After completing a Bachelor of Science degree at the University of Waterloo, Katja worked as an English teacher for primary students at a Reggio Emilia school in Vietnam. She then completed her Bachelor of Education degree at Queen’s University, specializing in outdoor and experiential education. During her time teaching at the Toronto District School Board’s Outdoor Education schools, she gained valuable experience teaching curriculum content in the forest.
Katja finds herself happiest when adventuring outdoors with children, spreading her positivity, nurturing awareness, and inspiring curiosity. Her hobbies include playing her ukulele and flute, woodworking, needle felting, making friction fires, swimming, and enjoying life’s simple pleasures.
Monthly Nature School
Richard (he/him) was born and raised in northeastern BC. He spent his childhood and adolescence on a small farm located in Rose Prairie, a farming community located in the traditional and ancestral territory of the Dane-zaa.
Though the seasons were made up of long, cold winters and short, warm summers, Richard spent much of his waking hours outdoors. His grandfather, also born and raised in Rose Prairie, taught Richard to hunt and fish. And from his father, he learned how to milk cows, take care of chickens and pigs, and grow food.

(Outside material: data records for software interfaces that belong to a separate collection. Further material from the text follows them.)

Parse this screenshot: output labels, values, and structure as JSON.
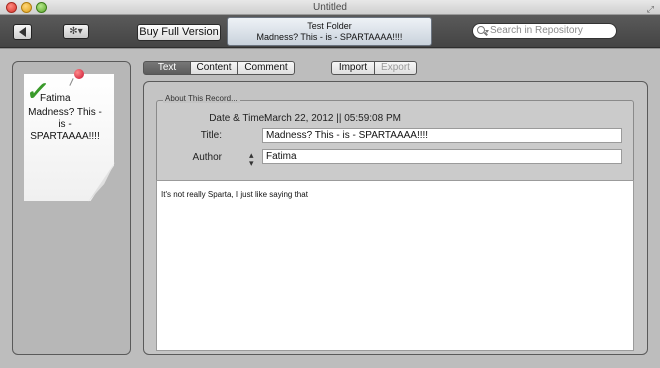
{
  "window": {
    "title": "Untitled"
  },
  "toolbar": {
    "buy_label": "Buy Full Version",
    "folder_line1": "Test Folder",
    "folder_line2": "Madness? This - is - SPARTAAAA!!!!",
    "search_placeholder": "Search in Repository"
  },
  "sidebar": {
    "note_author": "Fatima",
    "note_title": "Madness? This - is - SPARTAAAA!!!!"
  },
  "tabs": [
    "Text",
    "Content",
    "Comment"
  ],
  "actions": {
    "import": "Import",
    "export": "Export"
  },
  "record": {
    "legend": "About This Record...",
    "datetime_label": "Date & Time:",
    "datetime_value": "March 22, 2012 || 05:59:08 PM",
    "title_label": "Title:",
    "title_value": "Madness? This - is - SPARTAAAA!!!!",
    "author_label": "Author",
    "author_value": "Fatima"
  },
  "body_text": "It's not really Sparta, I just like saying that",
  "colors": {
    "selected_tab": "#6a6a6a",
    "checkmark": "#3a9a2a",
    "pin": "#c8102e"
  }
}
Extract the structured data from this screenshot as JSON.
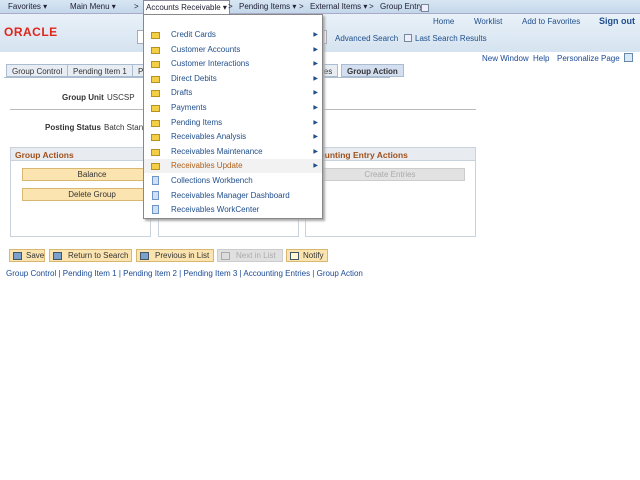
{
  "nav": {
    "favorites": "Favorites ▾",
    "main_menu": "Main Menu ▾",
    "sep": ">",
    "accounts_receivable": "Accounts Receivable ▾",
    "pending_items": "Pending Items ▾",
    "external_items": "External Items ▾",
    "group_entry": "Group Entry"
  },
  "header": {
    "logo": "ORACLE",
    "home": "Home",
    "worklist": "Worklist",
    "add_favorites": "Add to Favorites",
    "sign_out": "Sign out",
    "advanced_search": "Advanced Search",
    "last_search": "Last Search Results"
  },
  "pagebar": {
    "new_window": "New Window",
    "help": "Help",
    "personalize": "Personalize Page"
  },
  "tabs": [
    "Group Control",
    "Pending Item 1",
    "P",
    "ies",
    "Group Action"
  ],
  "form": {
    "group_unit_label": "Group Unit",
    "group_unit_value": "USCSP",
    "posting_status_label": "Posting Status",
    "posting_status_value": "Batch Stand"
  },
  "boxes": {
    "group_actions": "Group Actions",
    "balance": "Balance",
    "delete_group": "Delete Group",
    "accounting_title": "ccounting Entry Actions",
    "create_entries": "Create Entries"
  },
  "toolbar": {
    "save": "Save",
    "return": "Return to Search",
    "previous": "Previous in List",
    "next": "Next in List",
    "notify": "Notify"
  },
  "bottom_links": [
    "Group Control",
    "Pending Item 1",
    "Pending Item 2",
    "Pending Item 3",
    "Accounting Entries",
    "Group Action"
  ],
  "menu": [
    {
      "label": "Credit Cards",
      "type": "folder"
    },
    {
      "label": "Customer Accounts",
      "type": "folder"
    },
    {
      "label": "Customer Interactions",
      "type": "folder"
    },
    {
      "label": "Direct Debits",
      "type": "folder"
    },
    {
      "label": "Drafts",
      "type": "folder"
    },
    {
      "label": "Payments",
      "type": "folder"
    },
    {
      "label": "Pending Items",
      "type": "folder"
    },
    {
      "label": "Receivables Analysis",
      "type": "folder"
    },
    {
      "label": "Receivables Maintenance",
      "type": "folder"
    },
    {
      "label": "Receivables Update",
      "type": "folder",
      "highlighted": true
    },
    {
      "label": "Collections Workbench",
      "type": "page"
    },
    {
      "label": "Receivables Manager Dashboard",
      "type": "page"
    },
    {
      "label": "Receivables WorkCenter",
      "type": "page"
    }
  ]
}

In Richard’s teen years, he learned bushcraft and orientation and became a youth leader with the Royal Canadian Army Cadets.
He moved to the Lower Mainland in the late 90s, married soon after, and he’s stayed ever since. His son Noah continues to enjoy programs with Soaring Eagle over many years. After taking the Soaring Eagle Coyote Mentoring Workshop and completing the Apprenticeship Program, Richard reignited his deeply rooted love of the outdoors and passion to mentor young people.
Monthly Nature School
Laura (she/her) is a settler grateful to have grown up on Nipmuc, Pawtucket, and Massachusett land on the east coast of what is now known as the United States. As a child, she loved to stomp around in the rocky streams of the White Mountains, and she feels thankful to have felt the love of the land from a young age.
While completing her BSc in Environmental Science at McGill, Laura worked as both a nanny and an ecology researcher. Her favorite research project, which studied Mountain Huckleberry fruiting, prepared her well for a life of berry-picking on the west coast.
Since moving to Vancouver, Laura can be found eating blackberries, searching for slugs, and working with kids to encourage their curiosity and love for the land and water.
Forest Learners Program, Monthly Nature School
Kyra (she/her/they/them) was raised in Nelson BC on the unceded, ancestral territories of the Sinixt, Ktunaxa, and Syilx Peoples. Growing up with the forest as her playground, she spent her days making fairy houses and collecting snails in her backyard. She credits her current-day love of nature to her early years exploring the wonders of her environment. In 2016, Kyra moved to Treaty 6 territory to pursue a degree in Environmental and Conservation Sciences from the University of Alberta, where she experienced the importance of nature literacy in developing deeper connections to the environment. She often missed her bus to ID the plants or follow the bird calls that she learned in her classes.
In 6th grade, her teacher told her class, “I became a teacher because I hated school,” and looking around, she noticed this was a common experience for many of her peers. Ever since, she has dreamed of becoming an educator who inspires a love of learning by creating engaging, inclusive experiences for all students. During her undergrad, Kyra worked as an Outdoor Educator and Naturalist, and in 2020, Kyra moved to Musqueam territory for UBC’s Teacher Education Program. As an environmental educator and certified teacher, she has been inspired by the power of nature-based education in creating engaging, student-centred learning experiences that foster curiosity and excitement for learning.